Element data from apps and pages:
+++++
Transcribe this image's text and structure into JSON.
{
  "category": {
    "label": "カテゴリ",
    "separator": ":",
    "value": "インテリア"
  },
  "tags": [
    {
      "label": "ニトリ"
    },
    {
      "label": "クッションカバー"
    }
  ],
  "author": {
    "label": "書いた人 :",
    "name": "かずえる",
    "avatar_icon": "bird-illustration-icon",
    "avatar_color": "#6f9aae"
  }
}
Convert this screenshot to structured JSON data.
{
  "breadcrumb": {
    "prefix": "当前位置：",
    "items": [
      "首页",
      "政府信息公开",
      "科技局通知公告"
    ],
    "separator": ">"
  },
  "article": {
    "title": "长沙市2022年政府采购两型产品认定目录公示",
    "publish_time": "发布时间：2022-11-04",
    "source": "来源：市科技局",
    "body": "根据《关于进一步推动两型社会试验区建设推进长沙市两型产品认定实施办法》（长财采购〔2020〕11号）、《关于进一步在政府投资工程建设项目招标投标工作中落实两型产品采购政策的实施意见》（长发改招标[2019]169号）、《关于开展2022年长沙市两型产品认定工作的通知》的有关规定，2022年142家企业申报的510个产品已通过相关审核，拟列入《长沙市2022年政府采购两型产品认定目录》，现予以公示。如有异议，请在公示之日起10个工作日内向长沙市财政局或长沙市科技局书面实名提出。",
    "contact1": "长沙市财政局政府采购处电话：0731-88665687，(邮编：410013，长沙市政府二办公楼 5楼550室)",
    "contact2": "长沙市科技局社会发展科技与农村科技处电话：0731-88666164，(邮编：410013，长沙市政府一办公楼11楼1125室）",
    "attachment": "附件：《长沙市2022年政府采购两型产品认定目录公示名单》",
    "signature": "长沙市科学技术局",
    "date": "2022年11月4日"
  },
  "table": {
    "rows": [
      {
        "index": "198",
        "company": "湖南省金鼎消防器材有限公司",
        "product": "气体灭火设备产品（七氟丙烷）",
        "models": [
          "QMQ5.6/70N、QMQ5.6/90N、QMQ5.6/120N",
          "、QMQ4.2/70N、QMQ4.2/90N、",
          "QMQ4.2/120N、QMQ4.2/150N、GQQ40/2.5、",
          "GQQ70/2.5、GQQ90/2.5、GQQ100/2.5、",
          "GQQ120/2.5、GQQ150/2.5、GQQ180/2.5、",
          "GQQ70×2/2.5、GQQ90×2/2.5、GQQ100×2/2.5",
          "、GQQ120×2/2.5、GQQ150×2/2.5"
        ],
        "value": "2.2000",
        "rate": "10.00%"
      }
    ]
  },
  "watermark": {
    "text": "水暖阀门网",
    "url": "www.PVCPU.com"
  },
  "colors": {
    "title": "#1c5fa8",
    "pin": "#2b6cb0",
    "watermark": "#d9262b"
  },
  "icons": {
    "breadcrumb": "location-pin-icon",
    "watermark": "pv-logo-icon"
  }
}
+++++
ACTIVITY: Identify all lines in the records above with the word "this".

ANSWER SPACE:
Transcribe this image's text and structure into JSON.
Convert this screenshot to structured JSON data.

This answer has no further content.